Modelling genetic and clinical heterogeneity in epithelial ovarian cancers

Kate Lawrenson, Duncan Sproul, Barbara Grun, Maria Notaridou, Elizabeth Benjamin, Ian J Jacobs, Dimitra Dafou, Andrew H Sims, Simon A Gayther

Research output: Contribution to journalArticlepeer-review

Abstract

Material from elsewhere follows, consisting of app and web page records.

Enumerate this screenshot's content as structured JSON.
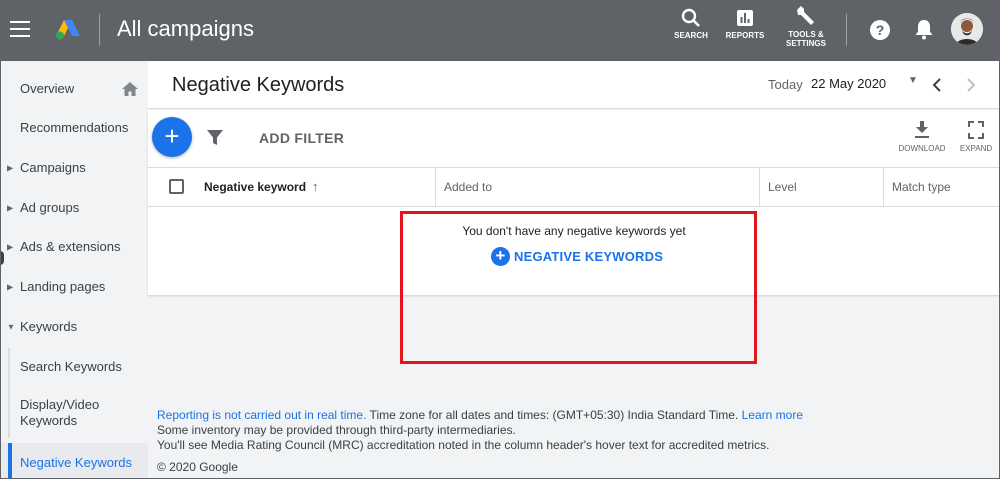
{
  "header": {
    "title": "All campaigns",
    "buttons": [
      {
        "label": "SEARCH",
        "icon": "search-icon"
      },
      {
        "label": "REPORTS",
        "icon": "reports-icon"
      },
      {
        "label": "TOOLS &",
        "label2": "SETTINGS",
        "icon": "wrench-icon"
      }
    ],
    "help_icon": "help-icon",
    "notification_icon": "bell-icon",
    "avatar_icon": "avatar"
  },
  "sidebar": {
    "items": [
      {
        "label": "Overview",
        "has_home_icon": true
      },
      {
        "label": "Recommendations"
      },
      {
        "label": "Campaigns",
        "expandable": true
      },
      {
        "label": "Ad groups",
        "expandable": true
      },
      {
        "label": "Ads & extensions",
        "expandable": true
      },
      {
        "label": "Landing pages",
        "expandable": true
      },
      {
        "label": "Keywords",
        "expanded": true
      },
      {
        "label": "Search Keywords"
      },
      {
        "label": "Display/Video Keywords"
      },
      {
        "label": "Negative Keywords",
        "active": true
      }
    ]
  },
  "page": {
    "title": "Negative Keywords",
    "date_label": "Today",
    "date_value": "22 May 2020"
  },
  "toolbar": {
    "add_filter": "ADD FILTER",
    "download": "DOWNLOAD",
    "expand": "EXPAND"
  },
  "table": {
    "columns": [
      "Negative keyword",
      "Added to",
      "Level",
      "Match type"
    ],
    "empty_message": "You don't have any negative keywords yet",
    "add_button": "NEGATIVE KEYWORDS"
  },
  "footer": {
    "line1_link": "Reporting is not carried out in real time.",
    "line1_text": " Time zone for all dates and times: (GMT+05:30) India Standard Time. ",
    "line1_link2": "Learn more",
    "line2": "Some inventory may be provided through third-party intermediaries.",
    "line3": "You'll see Media Rating Council (MRC) accreditation noted in the column header's hover text for accredited metrics.",
    "copyright": "© 2020 Google"
  },
  "colors": {
    "topbar": "#5f6368",
    "accent": "#1a73e8",
    "highlight": "#e4161d"
  }
}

The biology underlying early-stage epithelial ovarian cancer (EOC) development is poorly understood. Identifying biomarkers associated with early-stage disease could have a significant impact on reducing mortality. Here, we describe establishment of a three-dimensional (3D) in vitro genetic model of EOC initiation and early-stage neoplastic progression. Normal primary ovarian epithelial (POE) cells, immortalized using hTERT (immortalised ovarian epithelial [IOE] cells), were partially transformed by overexpressing the CMYC oncogene (IOE(CMYC) cells). Subsequent expression of mutant alleles of KRAS (KRAS(G12V)) or BRAF (BRAF(V600E)) created double-mutant lines (IOE(CMYC.KRAS) and IOE(CMYC.BRAF)). The transformed phenotype of IOE(CMYC) cells was further enhanced in concert with KRAS(G12V)/BRAF(V600E) expression, as in vitro analyses indicated that IOE(CMYC) cells had undergone morphological and phenotypic changes characteristic of neoplastic progression. When cultured as 3D spheroids, IOE cells underwent growth arrest, reminiscent of nonproliferative, unstimulated POE in vivo. In contrast, IOSE(CMYC+BRAF/KRAS) cells formed highly proliferative, poly-aggregate spheroid structures, showing increased expression of the Wilms tumour 1 tumourigenic marker and MIB1 proliferation marker. Transcriptomic analyses identified different gene expression profiles between the different cell lines and novel candidate genes (e.g. RGS4, CTGF and THBS1) that are somatically altered in EOCs. Gene expression signatures were compared with signatures from primary EOCs; tumours with IOE(CMYC) 'like' signatures were more likely to be high grade (P = 0.018); tumours with BRAF signatures were associated with improved relapse-free survival (P = 0.003). In conclusion, we have established in vitro 3D models of early-stage EOCs, which reflect genetic and phenotypic heterogeneity of the disease. Molecular genetic characteristics of these models correlated with molecular and clinical features of primary EOCs.
Original languageEnglish
Pages (from-to)1540-9
Number of pages10
JournalCarcinogenesis
Volume32
Issue number10
DOIs
Publication statusPublished - 2011

Fingerprint Dive into the research topics of 'Modelling genetic and clinical heterogeneity in epithelial ovarian cancers'. Together they form a unique fingerprint.

Cite this